My name is Rosanne Orlando and I am a People Pleaser.
As I’ve noted many times, I am also a recovering perfectionist. I am currently one year and six months without a relapse. It all started with the joy I experienced when I would come up with a thoughtful gift for someone. I also remember as a child being so excited to show my mom when she arrived home from work that I had cleaned my room without her having to ask me. “Mommy, mommy, look what I did! You’re going to be so happy!”
Do you have trouble saying “no?” Is it a badge of honor that you’re the one that’s always there? Sure, that’s a great quality in a friend, colleague, family member, or any other roles you may have. But when does it become a problem? If I have a glass of wine every night because it helps me relax and deal with my stress, does that make me an alcoholic? Well, does it affect your life? If so, how much?
Does this sound like a typical “therapist talking to their client” scenario to you? It’s actually very real. It’s part of a conversation I once had with my therapist. I wanted the black and white “yes” or “no” to my potential problem, but it’s just more complicated than that.
Does the following people pleasing scenario feel familiar?
You are overworked, tired, stressed, and irritable, but “happy enough,” and a friend asks you for a favor (something non-life-threatening) and you, without hesitation say, “sure no problem.” And then you immediately regret it. It becomes a problem when saying “yes” to something or someone, and you are saying “no” to yourself. You. Your health, your desires, your sanity. This is an insidious disease. It looks non-threatening at first. A little overexertion here, a couple of late nights there, no big deal, right? Well, have you been feeling exhausted lately? Stressed out? Antsy? Have zero time for yourself? Is that really okay? It’s an addiction. A socially acceptable addiction that offers rewards!
We feel important when we feel needed. That’s the reward you get. Think about what you get out of saying “yes” to someone or something:
- Is it validating your needs?
- Is it gratitude?
- Is it feeling needed by others?
- Is it wanting to be liked, loved, or looked at in a certain light?
- Is this a martyr situation?
- Is it a badge of honor to have bags under your eyes, messy hair, and a sarcastic 90’s cartoon Daria-like attitude?
- Does it feel nice?
Maybe in the short term, these things serve a need and make you feel good, but in the long run, it probably makes you feel pretty crappy. Nothing that gives you immediate gratification is sustainable over time. That’s why we talk about healthy habits and lifestyle.
People pleasing does not discriminate, but what we do know about it is that it’s generational.

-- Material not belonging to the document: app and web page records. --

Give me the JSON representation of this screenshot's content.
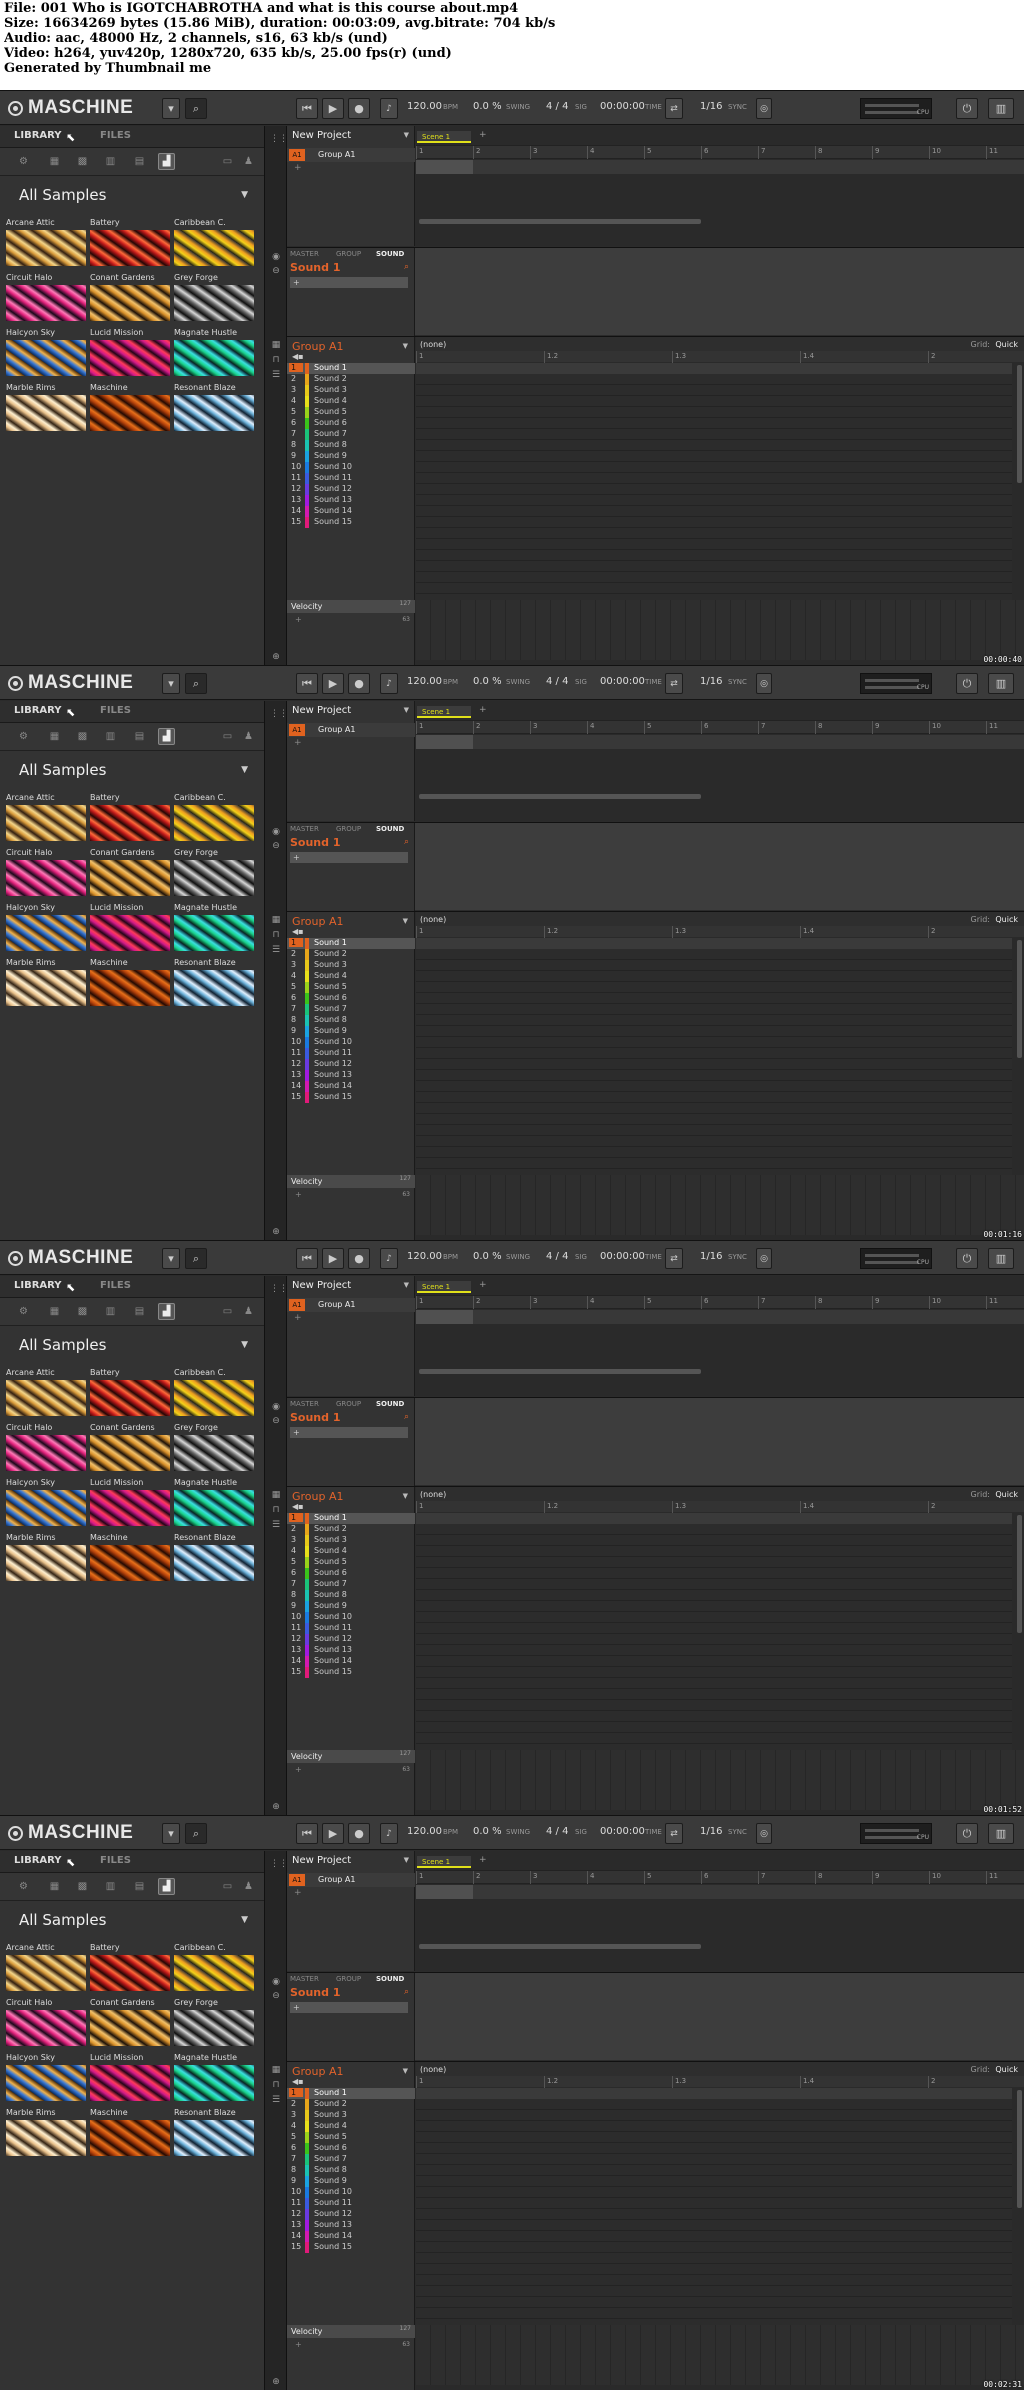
{
  "header": {
    "file": "File: 001 Who is IGOTCHABROTHA and what is this course about.mp4",
    "size": "Size: 16634269 bytes (15.86 MiB), duration: 00:03:09, avg.bitrate: 704 kb/s",
    "audio": "Audio: aac, 48000 Hz, 2 channels, s16, 63 kb/s (und)",
    "video": "Video: h264, yuv420p, 1280x720, 635 kb/s, 25.00 fps(r) (und)",
    "generated": "Generated by Thumbnail me"
  },
  "app": {
    "logo": "MASCHINE",
    "bpm": "120.00",
    "bpm_unit": "BPM",
    "swing": "0.0 %",
    "swing_label": "SWING",
    "sig": "4 / 4",
    "sig_label": "SIG",
    "time": "00:00:00",
    "time_label": "TIME",
    "quant": "1/16",
    "sync": "SYNC",
    "cpu": "CPU"
  },
  "browser": {
    "tab_library": "LIBRARY",
    "tab_files": "FILES",
    "selected": "All Samples",
    "tiles": [
      {
        "label": "Arcane Attic",
        "colors": [
          "#2a1b10",
          "#d89a3a",
          "#f4d68a",
          "#3b2412"
        ]
      },
      {
        "label": "Battery",
        "colors": [
          "#2a0606",
          "#c21a1a",
          "#ff6a3a",
          "#1a0404"
        ]
      },
      {
        "label": "Caribbean C.",
        "colors": [
          "#1a1a10",
          "#f2d11a",
          "#f0a020",
          "#333"
        ]
      },
      {
        "label": "Circuit Halo",
        "colors": [
          "#200a20",
          "#e0207a",
          "#ff7ab8",
          "#120412"
        ]
      },
      {
        "label": "Conant Gardens",
        "colors": [
          "#241608",
          "#d8902a",
          "#f2c16a",
          "#140a04"
        ]
      },
      {
        "label": "Grey Forge",
        "colors": [
          "#0a0a0a",
          "#6a6a6a",
          "#d8d8d8",
          "#1a1a1a"
        ]
      },
      {
        "label": "Halcyon Sky",
        "colors": [
          "#0a2a5a",
          "#3a7ad8",
          "#f2b24a",
          "#4a2a0a"
        ]
      },
      {
        "label": "Lucid Mission",
        "colors": [
          "#2a0420",
          "#d21a8a",
          "#ff3a5a",
          "#180412"
        ]
      },
      {
        "label": "Magnate Hustle",
        "colors": [
          "#062a1a",
          "#1ad28a",
          "#3ae0e0",
          "#0a1a2a"
        ]
      },
      {
        "label": "Marble Rims",
        "colors": [
          "#3a2a1a",
          "#e8c08a",
          "#fff0d0",
          "#2a1a0a"
        ]
      },
      {
        "label": "Maschine",
        "colors": [
          "#2a0a02",
          "#b2400a",
          "#e8701a",
          "#1a0602"
        ]
      },
      {
        "label": "Resonant Blaze",
        "colors": [
          "#0a1a2a",
          "#6ab0d8",
          "#e0f0ff",
          "#1a2a3a"
        ]
      }
    ]
  },
  "arranger": {
    "project": "New Project",
    "group_badge": "A1",
    "group_name": "Group A1",
    "scene": "Scene 1",
    "bars": [
      "1",
      "2",
      "3",
      "4",
      "5",
      "6",
      "7",
      "8",
      "9",
      "10",
      "11"
    ]
  },
  "control": {
    "tab_master": "MASTER",
    "tab_group": "GROUP",
    "tab_sound": "SOUND",
    "sound_name": "Sound 1"
  },
  "pattern": {
    "group": "Group A1",
    "pattern_name": "(none)",
    "grid_label": "Grid:",
    "grid_value": "Quick",
    "ruler": [
      "1",
      "1.2",
      "1.3",
      "1.4",
      "2"
    ],
    "sounds": [
      {
        "n": "1",
        "name": "Sound 1",
        "color": "#e0621f"
      },
      {
        "n": "2",
        "name": "Sound 2",
        "color": "#e8a51a"
      },
      {
        "n": "3",
        "name": "Sound 3",
        "color": "#e8c81a"
      },
      {
        "n": "4",
        "name": "Sound 4",
        "color": "#e8e01a"
      },
      {
        "n": "5",
        "name": "Sound 5",
        "color": "#9ad21a"
      },
      {
        "n": "6",
        "name": "Sound 6",
        "color": "#3ac21a"
      },
      {
        "n": "7",
        "name": "Sound 7",
        "color": "#1ac27a"
      },
      {
        "n": "8",
        "name": "Sound 8",
        "color": "#1ac2b2"
      },
      {
        "n": "9",
        "name": "Sound 9",
        "color": "#1aa2e0"
      },
      {
        "n": "10",
        "name": "Sound 10",
        "color": "#1a7ae0"
      },
      {
        "n": "11",
        "name": "Sound 11",
        "color": "#3a5ae0"
      },
      {
        "n": "12",
        "name": "Sound 12",
        "color": "#6a3ae0"
      },
      {
        "n": "13",
        "name": "Sound 13",
        "color": "#a21ae0"
      },
      {
        "n": "14",
        "name": "Sound 14",
        "color": "#d21ab2"
      },
      {
        "n": "15",
        "name": "Sound 15",
        "color": "#e01a7a"
      }
    ],
    "velocity": "Velocity",
    "vel_max": "127",
    "vel_min": "63"
  },
  "timestamps": [
    "00:00:40",
    "00:01:16",
    "00:01:52",
    "00:02:31"
  ]
}
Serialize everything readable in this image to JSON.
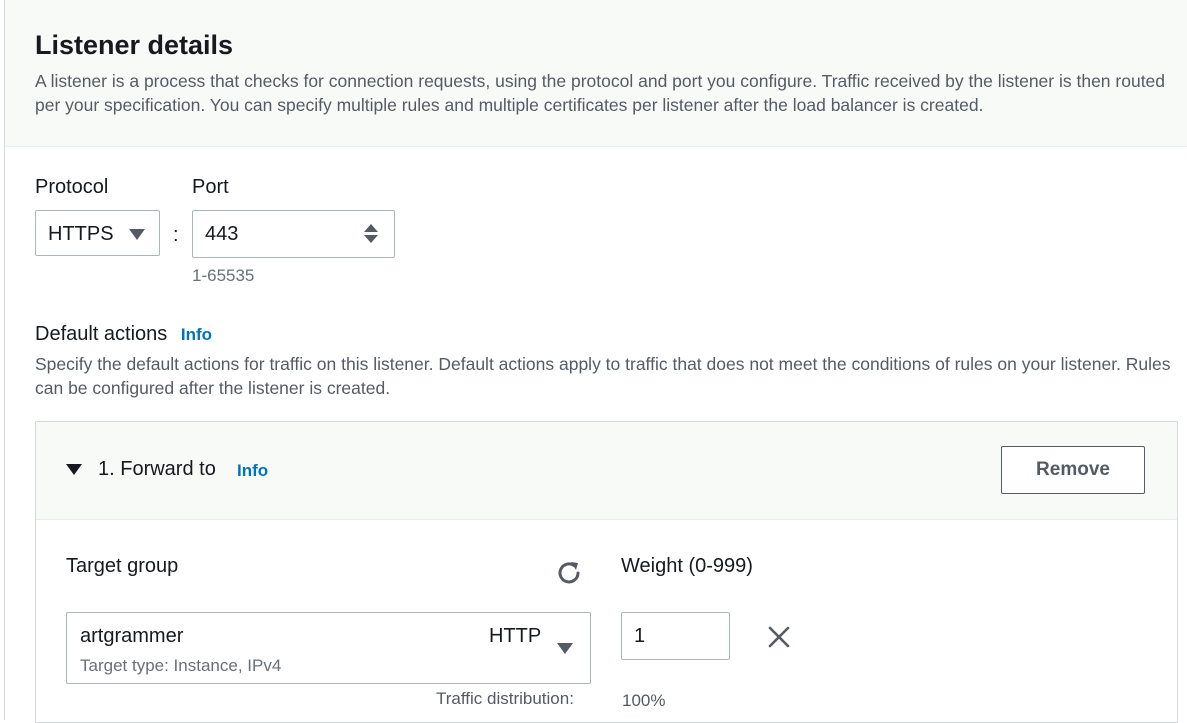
{
  "listener": {
    "title": "Listener details",
    "description": "A listener is a process that checks for connection requests, using the protocol and port you configure. Traffic received by the listener is then routed per your specification. You can specify multiple rules and multiple certificates per listener after the load balancer is created.",
    "protocol_label": "Protocol",
    "protocol_value": "HTTPS",
    "separator": ":",
    "port_label": "Port",
    "port_value": "443",
    "port_hint": "1-65535"
  },
  "default_actions": {
    "heading": "Default actions",
    "info_link": "Info",
    "description": "Specify the default actions for traffic on this listener. Default actions apply to traffic that does not meet the conditions of rules on your listener. Rules can be configured after the listener is created.",
    "action": {
      "title": "1. Forward to",
      "info_link": "Info",
      "remove_label": "Remove",
      "target_group_label": "Target group",
      "weight_label": "Weight (0-999)",
      "target_group": {
        "name": "artgrammer",
        "protocol": "HTTP",
        "type": "Target type: Instance, IPv4"
      },
      "weight_value": "1",
      "traffic_distribution_label": "Traffic distribution:",
      "traffic_distribution_value": "100%"
    }
  },
  "icons": {
    "refresh": "refresh-icon",
    "remove": "close-icon",
    "caret": "caret-down-icon",
    "expand": "triangle-down-icon"
  },
  "colors": {
    "link": "#0073bb",
    "header_bg": "#f8faf8",
    "border": "#aab7b8",
    "text": "#16191f",
    "muted": "#545b64"
  }
}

People pleasing is a way of relating to others from a vulnerable, passive state instead of a confident, empowered one. I think it’s appropriate to mention some people are fearful that they will come off as cocky if they were to walk around feeling empowered. One of my mentors said, “If you speak from what’s in your heart it will be reflected through your face!” There’s no rehearsing, nothing to be scared of, and no lack of authenticity when you’re speaking from the heart, rather than from a place of wanting to influence people.
People pleasing is a scared, defensive pose.
It’s disguised in a cloak of “I’m doing, I’m helping, I’m being a good (insert role here: friend, person, mother, spouse, etc.).” You create excuses for why you should push through. If you were to refrain from this behavior, what would that mean for you? What would you replace this behavior with? How would you fill the silence? Would you have to listen to the tapes in your mind that, until now, you’ve pushed down and ignored, never allowing yourself to face them? They come out one way or another, that I’m sure of, both personally and from what I have seen professionally.
You will be of most use to the other person when you help them from a healthy, happy state. The entire experience will be more pleasant. Should you not be able to fulfill how it was asked of you, could the outcome be reached differently in a suitable way? Remember, (or know that) fulfilling the request in a different way than it was asked still shows you care.
People pleasing is not just about lacking confidence in yourself, it’s really about fear. Fear of being inadequate. Marianne Williamson speaks of this fear in the following quote:
“Our deepest fear is not that we are inadequate. Our deepest fear is that we are powerful beyond measure. It is our light, not our darkness that most frightens us. We ask ourselves, ‘Who am I to be brilliant, gorgeous, talented, fabulous?’ Actually, who are you not to be? You are a child of God. Your playing small does not serve the world. There is nothing enlightened about shrinking so that other people won’t feel insecure around you. We are all meant to shine, as children do. We were born to make manifest the glory of God that is within us. It’s not just in some of us; it’s in everyone. And as we let our own light shine, we unconsciously give other people permission to do the same. As we are liberated from our own fear, our presence automatically liberates others.”
From my heart to yours, as we move forward together.